(Beginning of LISTED ENTRIES)

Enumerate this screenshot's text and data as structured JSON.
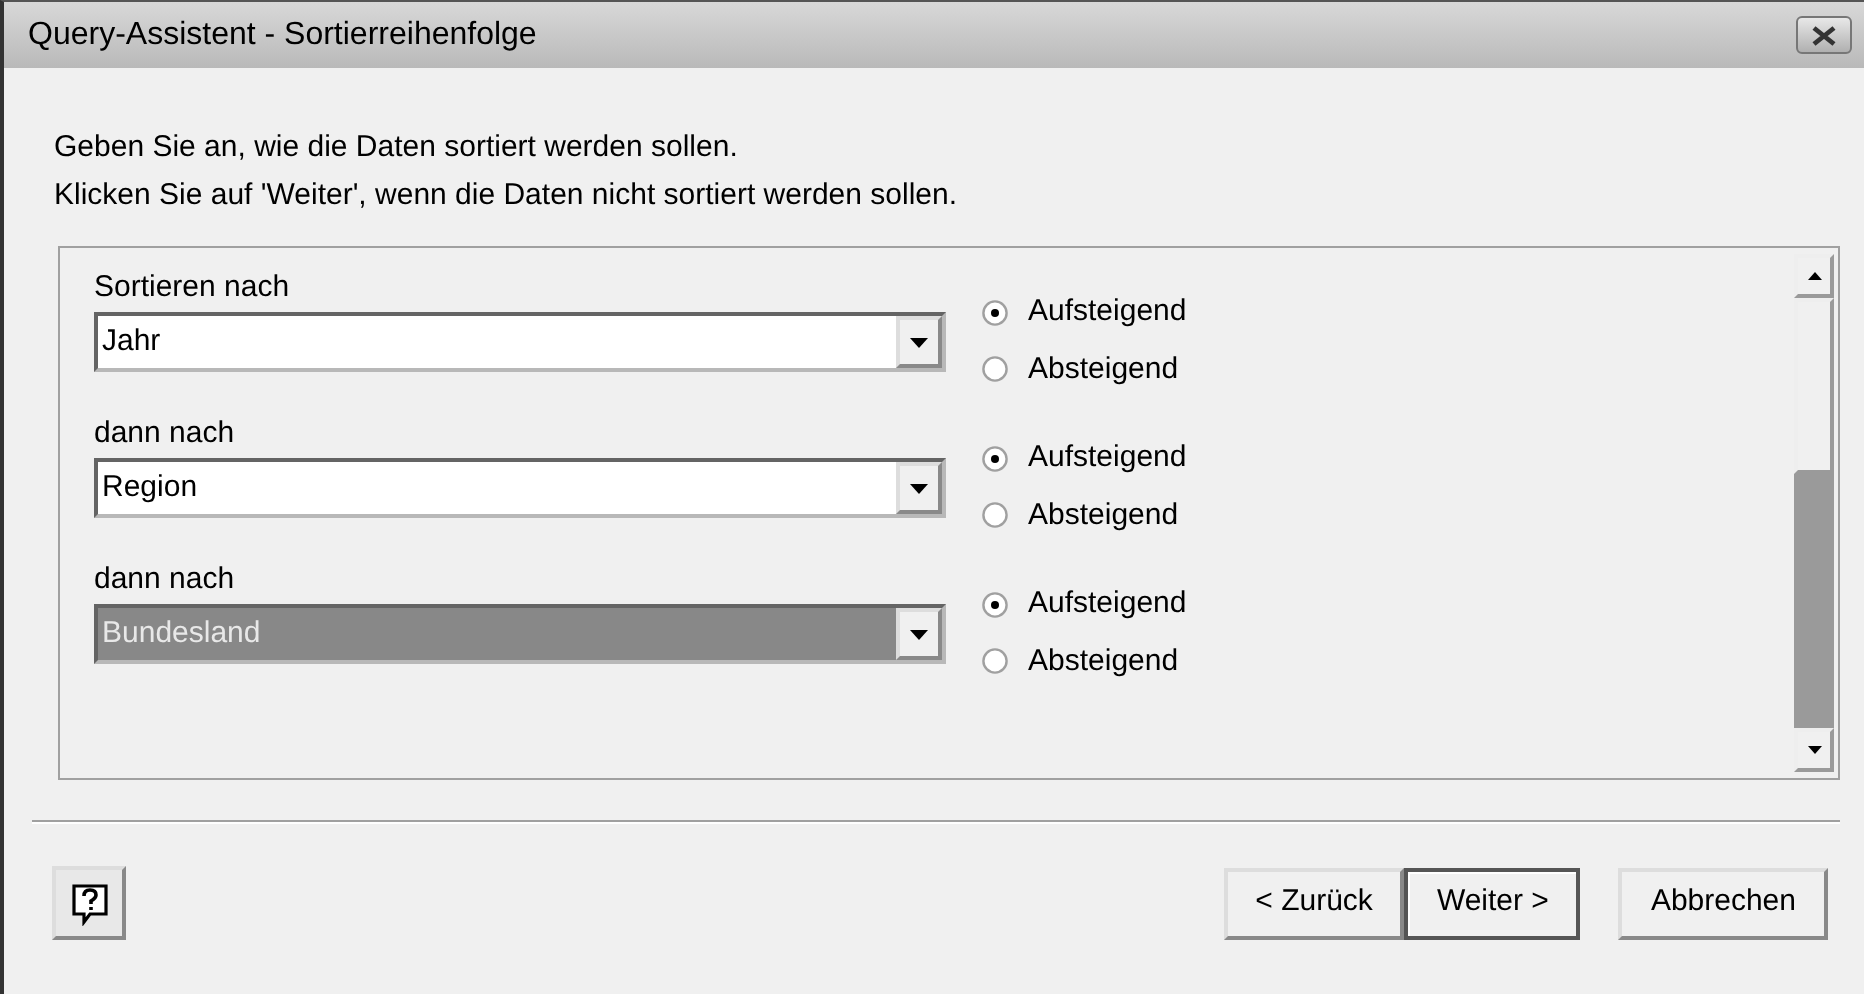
{
  "window": {
    "title": "Query-Assistent - Sortierreihenfolge"
  },
  "instructions": [
    "Geben Sie an, wie die Daten sortiert werden sollen.",
    "Klicken Sie auf 'Weiter', wenn die Daten nicht sortiert werden sollen."
  ],
  "sort_rows": [
    {
      "label": "Sortieren nach",
      "field": {
        "value": "Jahr",
        "selected": false
      },
      "options": [
        {
          "label": "Aufsteigend",
          "selected": true
        },
        {
          "label": "Absteigend",
          "selected": false
        }
      ]
    },
    {
      "label": "dann nach",
      "field": {
        "value": "Region",
        "selected": false
      },
      "options": [
        {
          "label": "Aufsteigend",
          "selected": true
        },
        {
          "label": "Absteigend",
          "selected": false
        }
      ]
    },
    {
      "label": "dann nach",
      "field": {
        "value": "Bundesland",
        "selected": true
      },
      "options": [
        {
          "label": "Aufsteigend",
          "selected": true
        },
        {
          "label": "Absteigend",
          "selected": false
        }
      ]
    }
  ],
  "buttons": [
    {
      "label": "< Zurück",
      "default": false
    },
    {
      "label": "Weiter >",
      "default": true
    },
    {
      "label": "Abbrechen",
      "default": false
    }
  ]
}
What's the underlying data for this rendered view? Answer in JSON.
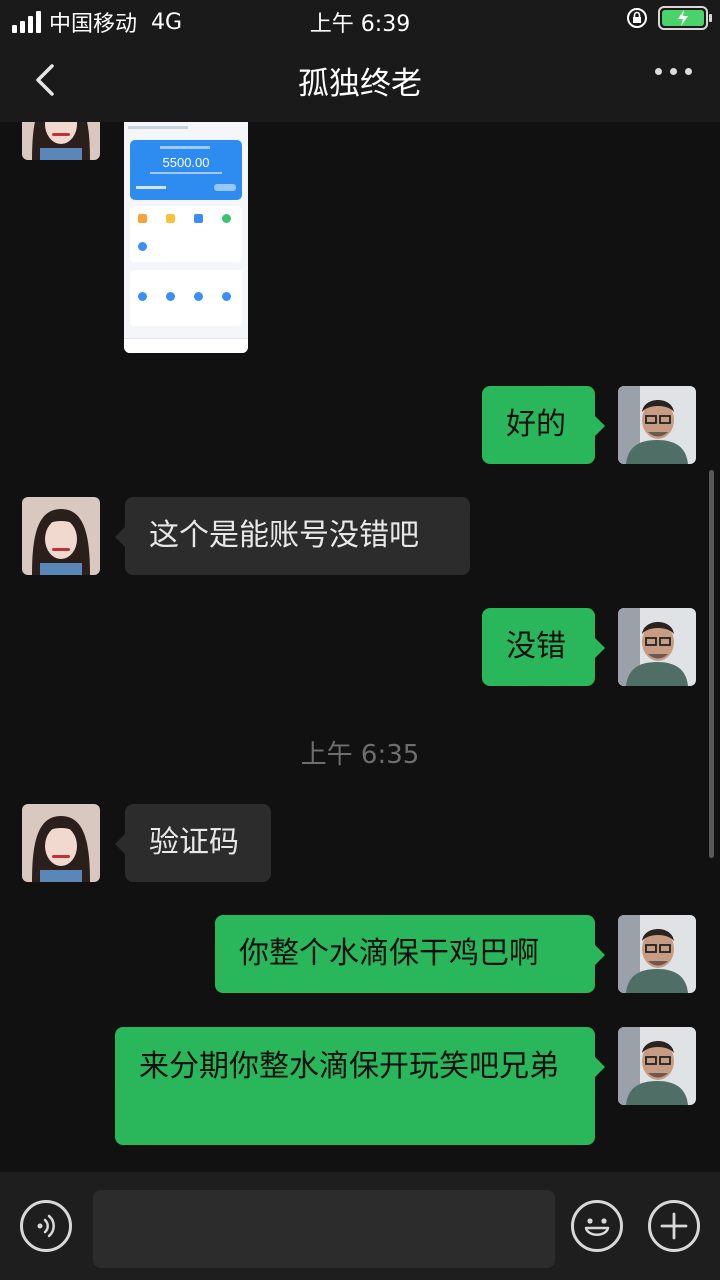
{
  "status_bar": {
    "carrier": "中国移动",
    "network": "4G",
    "time": "上午 6:39"
  },
  "header": {
    "title": "孤独终老"
  },
  "screenshot_thumb": {
    "amount": "5500.00"
  },
  "messages": [
    {
      "side": "out",
      "text": "好的"
    },
    {
      "side": "in",
      "text": "这个是能账号没错吧"
    },
    {
      "side": "out",
      "text": "没错"
    },
    {
      "side": "in",
      "text": "验证码"
    },
    {
      "side": "out",
      "text": "你整个水滴保干鸡巴啊"
    },
    {
      "side": "out",
      "text": "来分期你整水滴保开玩笑吧兄弟"
    }
  ],
  "timestamp": "上午 6:35",
  "input": {
    "value": ""
  },
  "colors": {
    "background": "#111111",
    "bubble_out": "#2ab75c",
    "bubble_in": "#2c2c2c",
    "battery": "#4ad36a"
  },
  "icons": {
    "back": "chevron-left-icon",
    "more": "more-dots-icon",
    "voice": "voice-icon",
    "emoji": "emoji-icon",
    "plus": "plus-icon"
  }
}
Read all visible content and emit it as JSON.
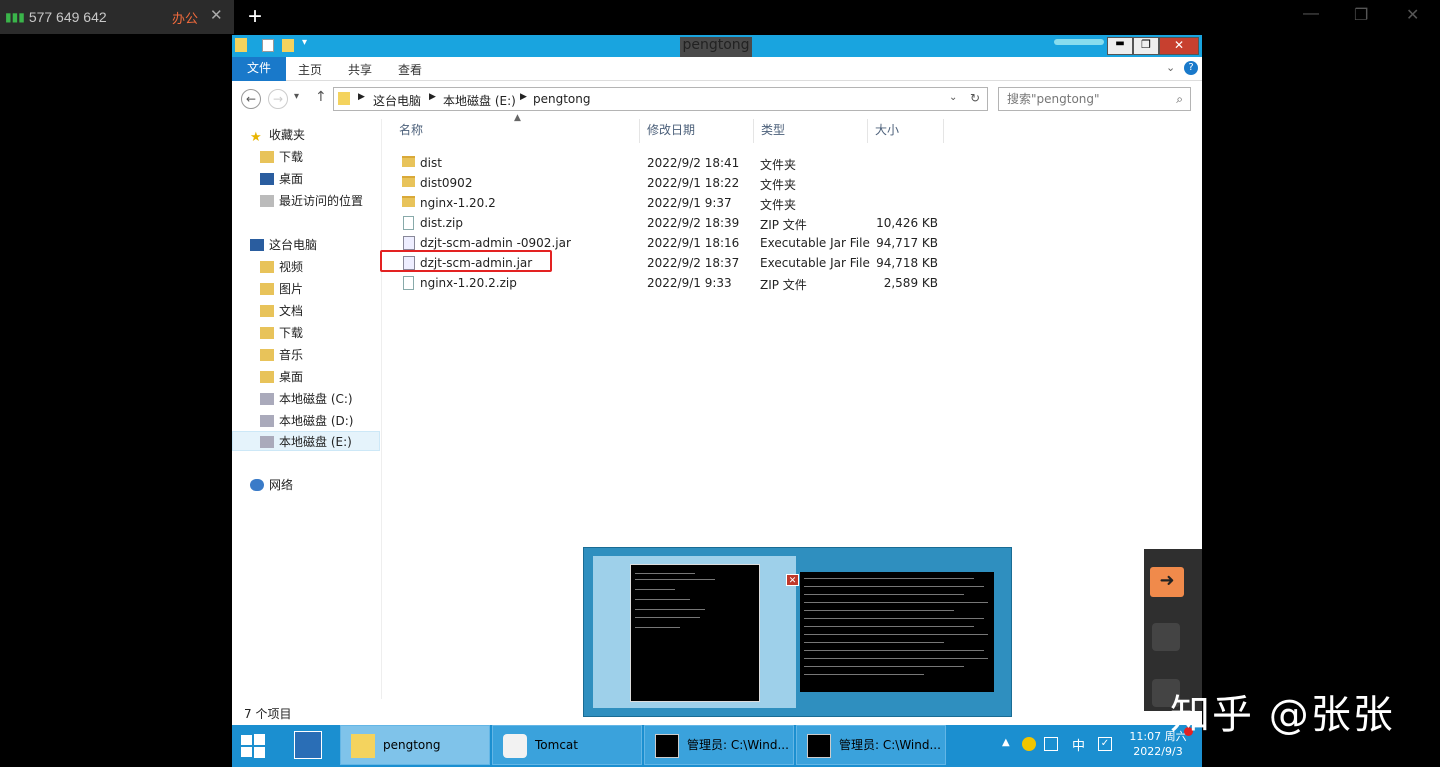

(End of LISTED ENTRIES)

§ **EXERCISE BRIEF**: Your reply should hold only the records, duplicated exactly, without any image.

§ **YOUR RESPONSE**:
Enumerate this screenshot's text and data as structured JSON.
{
  "window": {
    "title": "Query-Assistent - Sortierreihenfolge"
  },
  "instructions": [
    "Geben Sie an, wie die Daten sortiert werden sollen.",
    "Klicken Sie auf 'Weiter', wenn die Daten nicht sortiert werden sollen."
  ],
  "sort_rows": [
    {
      "label": "Sortieren nach",
      "field": {
        "value": "Jahr",
        "selected": false
      },
      "options": [
        {
          "label": "Aufsteigend",
          "selected": true
        },
        {
          "label": "Absteigend",
          "selected": false
        }
      ]
    },
    {
      "label": "dann nach",
      "field": {
        "value": "Region",
        "selected": false
      },
      "options": [
        {
          "label": "Aufsteigend",
          "selected": true
        },
        {
          "label": "Absteigend",
          "selected": false
        }
      ]
    },
    {
      "label": "dann nach",
      "field": {
        "value": "Bundesland",
        "selected": true
      },
      "options": [
        {
          "label": "Aufsteigend",
          "selected": true
        },
        {
          "label": "Absteigend",
          "selected": false
        }
      ]
    }
  ],
  "buttons": [
    {
      "label": "< Zurück",
      "default": false
    },
    {
      "label": "Weiter >",
      "default": true
    },
    {
      "label": "Abbrechen",
      "default": false
    }
  ]
}
What's the underlying data for this rendered view? Answer in JSON.
{
  "status_bar": {
    "carrier": "中国移动",
    "network": "4G",
    "time": "上午 6:39"
  },
  "header": {
    "title": "孤独终老"
  },
  "screenshot_thumb": {
    "amount": "5500.00"
  },
  "messages": [
    {
      "side": "out",
      "text": "好的"
    },
    {
      "side": "in",
      "text": "这个是能账号没错吧"
    },
    {
      "side": "out",
      "text": "没错"
    },
    {
      "side": "in",
      "text": "验证码"
    },
    {
      "side": "out",
      "text": "你整个水滴保干鸡巴啊"
    },
    {
      "side": "out",
      "text": "来分期你整水滴保开玩笑吧兄弟"
    }
  ],
  "timestamp": "上午 6:35",
  "input": {
    "value": ""
  },
  "colors": {
    "background": "#111111",
    "bubble_out": "#2ab75c",
    "bubble_in": "#2c2c2c",
    "battery": "#4ad36a"
  },
  "icons": {
    "back": "chevron-left-icon",
    "more": "more-dots-icon",
    "voice": "voice-icon",
    "emoji": "emoji-icon",
    "plus": "plus-icon"
  }
}
Read all visible content and emit it as JSON.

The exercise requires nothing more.